Step six: Trim the ends of the zip so that it is exactly 9in long. Fit one end of the zip inside the fold of one of the zip end covers so that the end of the zip meets the centre fold. Sew across the open end of the zip end cover, just inside the fold, to seal in the end of the zip.
Step seven: Repeat step six for the other end of the zip.
Step eight: Take one exterior panel and place it right side up. Matching up the raw edges, position the zip on top, right side down, along the top edge, ½in in at either end. Take one lining piece and, matching up the raw edges, place it on top, right side down. Pin the layers together along the top edge.
Step nine: Using a zipper foot and a ¼in seam allowance, sew along the top edge. One side of the zip will now be trapped between an exterior and lining. Flip the lining so that the exterior and lining are now wrong sides together.
Step ten: Repeat steps 8–9 for the other edge of the zip with the remaining exterior panel and lining.
Step 11: Press the seams on both sides of the zip, then topstitch from the exterior side along both sides of the zip. There will now be an exterior/lining panel on each side of the zip.
Joining the pouch
Step 12 Open out the exterior and lining pieces so that the exteriors are RST and the linings are RST. Pin. Push the zip end covers up and away from the exterior pieces and sew around the outside of the exteriors. Re-position the zip end covers and then sew the linings together in the same way, but this time leaving an opening of approx 5in in the centre bottom.
Step 13: With the whole pouch still wrong sides out, re-position one of the bottom corners of the exterior by folding one of the side seams towards the bottom seam. Line up the two seams to form a triangle and pin together.
Step 14: Measure and mark 2 ½in from the corner along each folded edge, then join these points to mark your sewing line – the seams in the exterior side panel fall at these points so you can use these as a guide. Sew along the marked line across the corner and then trim away the excess fabric using a ½in seam allowance.

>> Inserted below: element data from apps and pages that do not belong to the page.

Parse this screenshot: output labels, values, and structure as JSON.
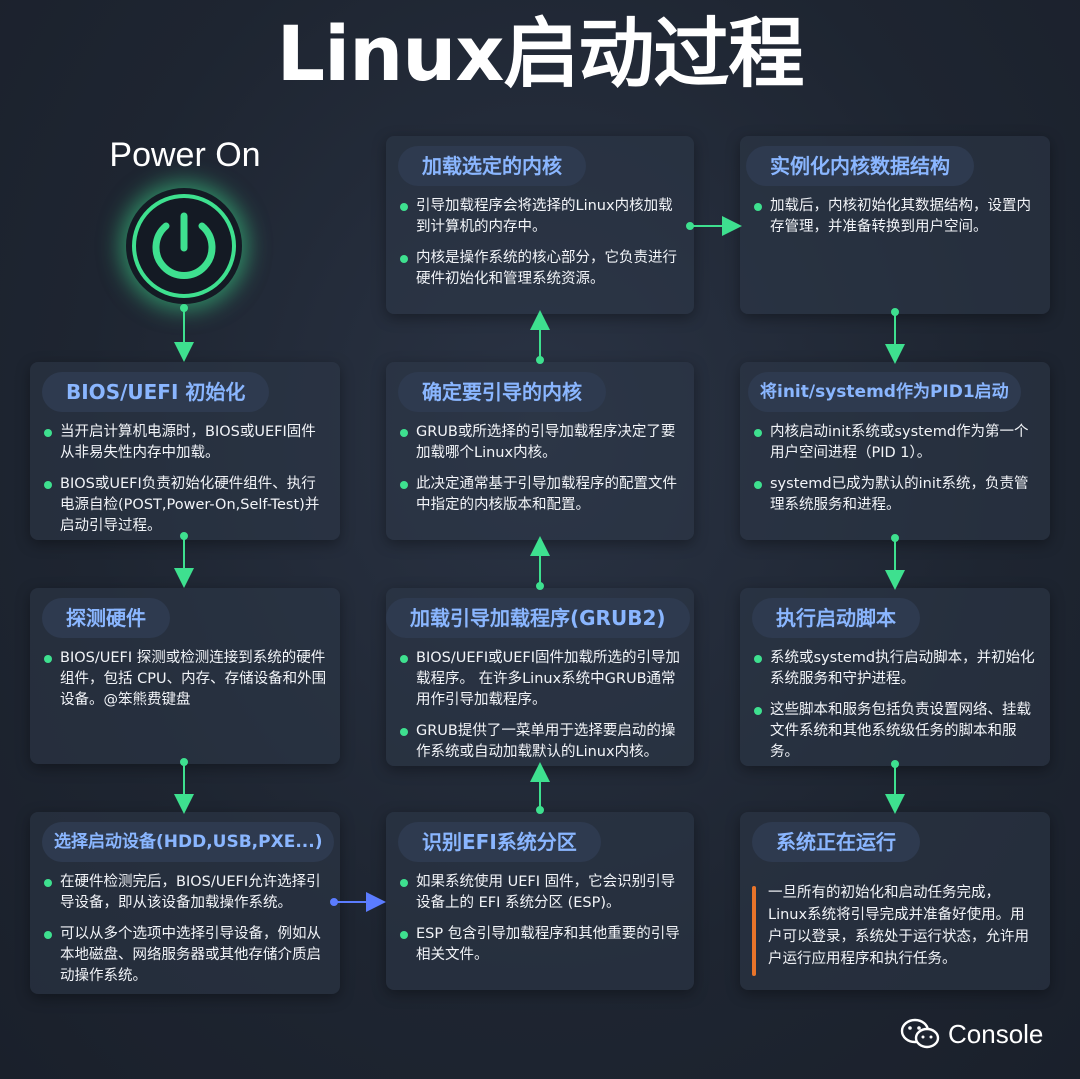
{
  "title": "Linux启动过程",
  "power_label": "Power On",
  "brand": "Console",
  "colors": {
    "accent_green": "#3ee08f",
    "title_blue": "#8ab6ff",
    "arrow_blue": "#5b7cff",
    "final_bar": "#e8742a"
  },
  "cards": {
    "bios_init": {
      "title": "BIOS/UEFI 初始化",
      "items": [
        "当开启计算机电源时，BIOS或UEFI固件从非易失性内存中加载。",
        "BIOS或UEFI负责初始化硬件组件、执行电源自检(POST,Power-On,Self-Test)并启动引导过程。"
      ]
    },
    "detect_hw": {
      "title": "探测硬件",
      "items": [
        "BIOS/UEFI 探测或检测连接到系统的硬件组件，包括 CPU、内存、存储设备和外围设备。@笨熊费键盘"
      ]
    },
    "select_boot": {
      "title": "选择启动设备(HDD,USB,PXE...)",
      "items": [
        "在硬件检测完后，BIOS/UEFI允许选择引导设备，即从该设备加载操作系统。",
        "可以从多个选项中选择引导设备，例如从本地磁盘、网络服务器或其他存储介质启动操作系统。"
      ]
    },
    "efi_part": {
      "title": "识别EFI系统分区",
      "items": [
        "如果系统使用 UEFI 固件，它会识别引导设备上的 EFI 系统分区 (ESP)。",
        "ESP 包含引导加载程序和其他重要的引导相关文件。"
      ]
    },
    "load_grub": {
      "title": "加载引导加载程序(GRUB2)",
      "items": [
        "BIOS/UEFI或UEFI固件加载所选的引导加载程序。 在许多Linux系统中GRUB通常用作引导加载程序。",
        "GRUB提供了一菜单用于选择要启动的操作系统或自动加载默认的Linux内核。"
      ]
    },
    "decide_kernel": {
      "title": "确定要引导的内核",
      "items": [
        "GRUB或所选择的引导加载程序决定了要加载哪个Linux内核。",
        "此决定通常基于引导加载程序的配置文件中指定的内核版本和配置。"
      ]
    },
    "load_kernel": {
      "title": "加载选定的内核",
      "items": [
        "引导加载程序会将选择的Linux内核加载到计算机的内存中。",
        "内核是操作系统的核心部分，它负责进行硬件初始化和管理系统资源。"
      ]
    },
    "kernel_struct": {
      "title": "实例化内核数据结构",
      "items": [
        "加载后，内核初始化其数据结构，设置内存管理，并准备转换到用户空间。"
      ]
    },
    "init_pid1": {
      "title": "将init/systemd作为PID1启动",
      "items": [
        "内核启动init系统或systemd作为第一个用户空间进程（PID 1）。",
        "systemd已成为默认的init系统，负责管理系统服务和进程。"
      ]
    },
    "run_scripts": {
      "title": "执行启动脚本",
      "items": [
        "系统或systemd执行启动脚本，并初始化系统服务和守护进程。",
        "这些脚本和服务包括负责设置网络、挂载文件系统和其他系统级任务的脚本和服务。"
      ]
    },
    "running": {
      "title": "系统正在运行",
      "text": "一旦所有的初始化和启动任务完成，Linux系统将引导完成并准备好使用。用户可以登录，系统处于运行状态，允许用户运行应用程序和执行任务。"
    }
  }
}
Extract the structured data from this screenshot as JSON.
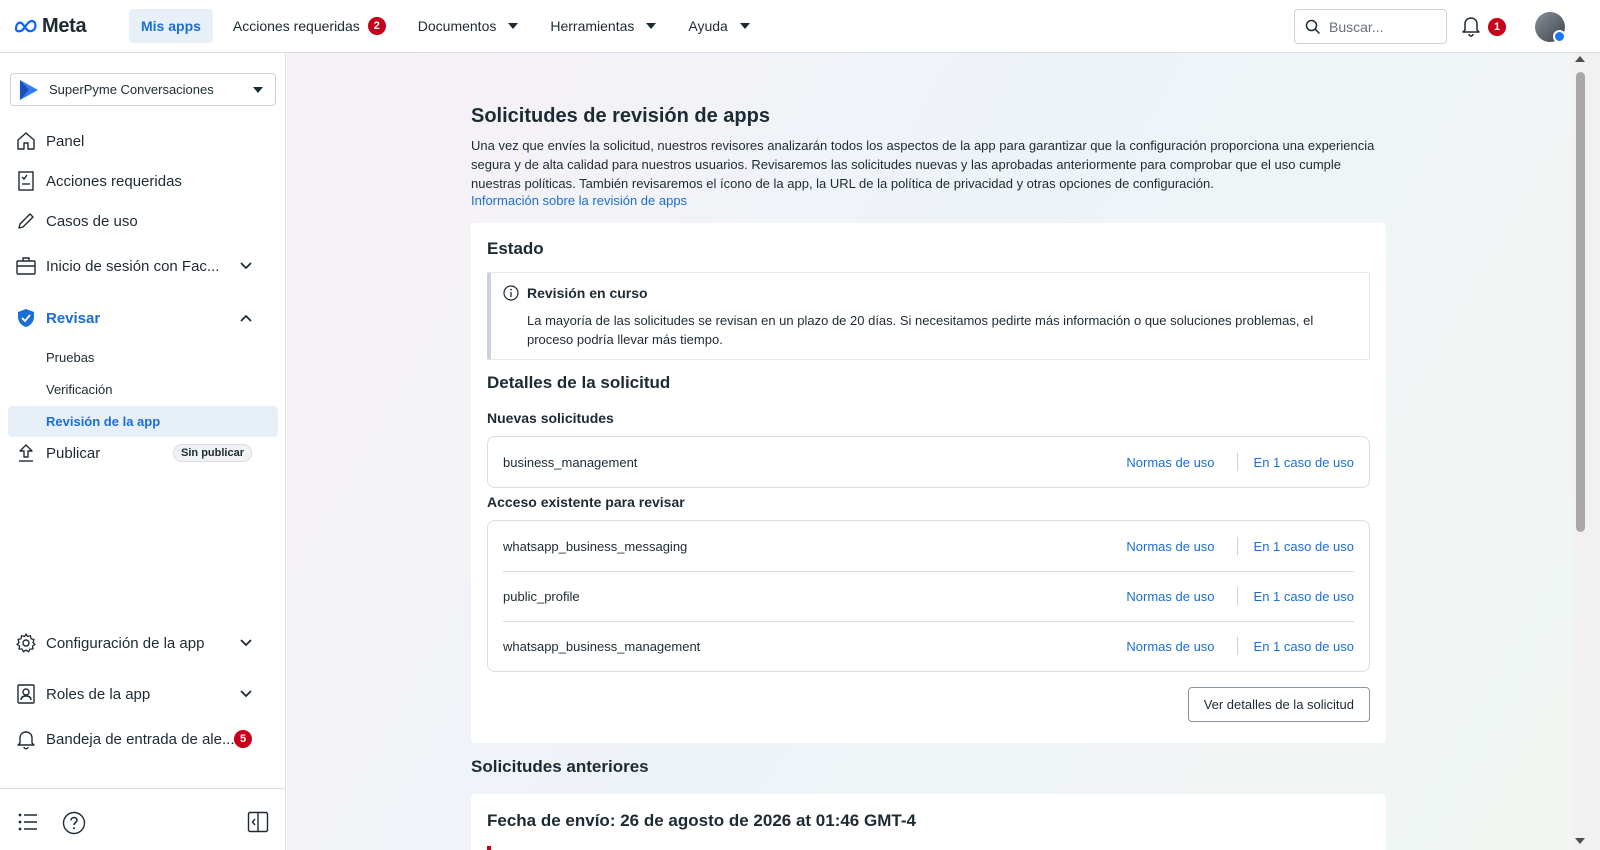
{
  "topbar": {
    "logo_text": "Meta",
    "nav": [
      {
        "label": "Mis apps"
      },
      {
        "label": "Acciones requeridas",
        "badge": "2"
      },
      {
        "label": "Documentos"
      },
      {
        "label": "Herramientas"
      },
      {
        "label": "Ayuda"
      }
    ],
    "search_placeholder": "Buscar...",
    "notifications_badge": "1"
  },
  "sidebar": {
    "app_name": "SuperPyme Conversaciones",
    "items": [
      {
        "label": "Panel",
        "icon": "home-icon"
      },
      {
        "label": "Acciones requeridas",
        "icon": "checklist-icon"
      },
      {
        "label": "Casos de uso",
        "icon": "pencil-icon"
      },
      {
        "label": "Inicio de sesión con Fac...",
        "icon": "briefcase-icon"
      },
      {
        "label": "Revisar",
        "icon": "shield-check-icon"
      },
      {
        "label": "Publicar",
        "icon": "upload-icon",
        "pill": "Sin publicar"
      },
      {
        "label": "Configuración de la app",
        "icon": "gear-icon"
      },
      {
        "label": "Roles de la app",
        "icon": "person-badge-icon"
      },
      {
        "label": "Bandeja de entrada de ale...",
        "icon": "bell-icon",
        "badge": "5"
      }
    ],
    "review_sub": [
      {
        "label": "Pruebas"
      },
      {
        "label": "Verificación"
      },
      {
        "label": "Revisión de la app"
      }
    ]
  },
  "main": {
    "title": "Solicitudes de revisión de apps",
    "description": "Una vez que envíes la solicitud, nuestros revisores analizarán todos los aspectos de la app para garantizar que la configuración proporciona una experiencia segura y de alta calidad para nuestros usuarios. Revisaremos las solicitudes nuevas y las aprobadas anteriormente para comprobar que el uso cumple nuestras políticas. También revisaremos el ícono de la app, la URL de la política de privacidad y otras opciones de configuración.",
    "info_link": "Información sobre la revisión de apps",
    "status": {
      "heading": "Estado",
      "notice_title": "Revisión en curso",
      "notice_body": "La mayoría de las solicitudes se revisan en un plazo de 20 días. Si necesitamos pedirte más información o que soluciones problemas, el proceso podría llevar más tiempo."
    },
    "details_heading": "Detalles de la solicitud",
    "new_requests_heading": "Nuevas solicitudes",
    "new_requests": [
      {
        "name": "business_management",
        "link1": "Normas de uso",
        "link2": "En 1 caso de uso"
      }
    ],
    "existing_heading": "Acceso existente para revisar",
    "existing": [
      {
        "name": "whatsapp_business_messaging",
        "link1": "Normas de uso",
        "link2": "En 1 caso de uso"
      },
      {
        "name": "public_profile",
        "link1": "Normas de uso",
        "link2": "En 1 caso de uso"
      },
      {
        "name": "whatsapp_business_management",
        "link1": "Normas de uso",
        "link2": "En 1 caso de uso"
      }
    ],
    "details_button": "Ver detalles de la solicitud",
    "previous_heading": "Solicitudes anteriores",
    "previous_date": "Fecha de envío: 26 de agosto de 2026 at 01:46 GMT-4"
  },
  "colors": {
    "accent": "#1a6ed8",
    "badge": "#c6001a",
    "active_bg": "#e7f0f9"
  }
}
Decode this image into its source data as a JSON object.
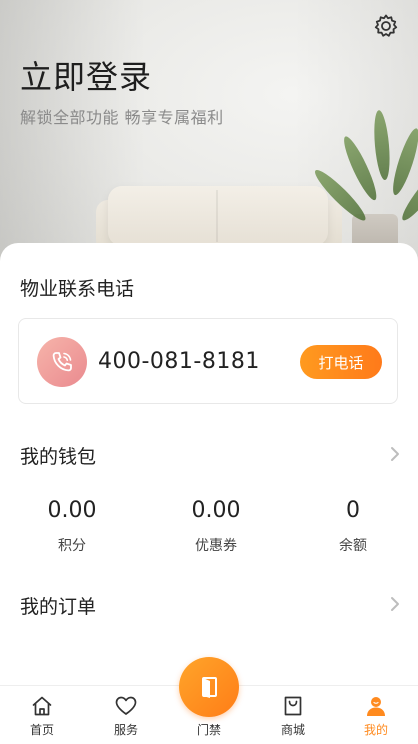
{
  "header": {
    "title": "立即登录",
    "subtitle": "解锁全部功能 畅享专属福利",
    "settings_icon": "gear-icon"
  },
  "property_contact": {
    "title": "物业联系电话",
    "phone_number": "400-081-8181",
    "call_label": "打电话",
    "phone_icon": "phone-icon"
  },
  "wallet": {
    "title": "我的钱包",
    "stats": [
      {
        "value": "0.00",
        "label": "积分"
      },
      {
        "value": "0.00",
        "label": "优惠券"
      },
      {
        "value": "0",
        "label": "余额"
      }
    ]
  },
  "orders": {
    "title": "我的订单"
  },
  "tabbar": {
    "tabs": [
      {
        "label": "首页",
        "icon": "home-icon"
      },
      {
        "label": "服务",
        "icon": "heart-icon"
      },
      {
        "label": "门禁",
        "icon": "door-icon"
      },
      {
        "label": "商城",
        "icon": "shopping-bag-icon"
      },
      {
        "label": "我的",
        "icon": "user-icon"
      }
    ],
    "active_index": 4
  },
  "colors": {
    "accent": "#ff8a1e",
    "phone_circle": "#ef9a98",
    "title_text": "#1e1e1e",
    "subtitle_text": "#8a8a8a"
  }
}
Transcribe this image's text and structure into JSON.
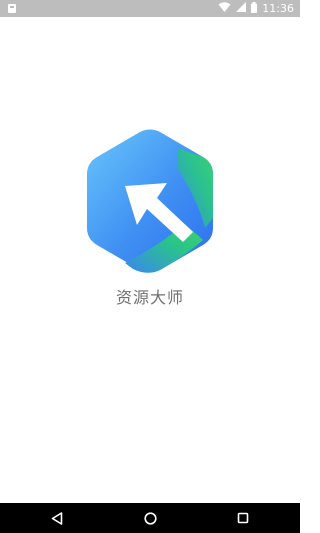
{
  "status_bar": {
    "time": "11:36",
    "icons": [
      "notification-icon",
      "wifi-icon",
      "cellular-signal-icon",
      "battery-icon"
    ]
  },
  "splash": {
    "app_name": "资源大师",
    "logo_icon": "app-logo-icon",
    "colors": {
      "blue_light": "#5ab8f8",
      "blue_dark": "#2f7bf0",
      "green": "#2ecb76",
      "text": "#707070"
    }
  },
  "nav_bar": {
    "buttons": [
      "back-icon",
      "home-icon",
      "recents-icon"
    ]
  }
}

Step 15: Repeat step 14 for the opposite exterior corner. Then repeat for the lining corners, but this time without trimming away the excess fabric.
Finishing the pouch
Step 16: Carefully turn the pouch right side out through the gap in the lining. Hand stitch the gap in the lining closed and press. Push the lining neatly down inside the pouch.
Step 17: If you want to add a tie-pull on the zip, cut one (1) 8in x 1in strip of fabric and fold it in half WST lengthways, then press. Open out and, WST, fold each long side over so the raw edges just meet at the centre crease. Then fold in half again along the original fold and press.
Step 18: Topstitch down the long edge where the folds meet to secure. Trim one end diagonally and feed it through the zip pull. Knot the two ends together and then trim both ends diagonally to finish.
Hooray! You’ve made your very own quilted travel pouch! Not only do you get to show off your quilty skills everywhere you go from now on, but you’ll have the most stylishly-sewn travel gear in town! If you like this tutorial, don’t miss issue 40 of Love Patchwork & Quilting magazine to see Jo’s boxy twist on this travel bag design (below) and check out Jo’s blog, www.twoowls.typepad.co.uk to see what she’s making at the mo.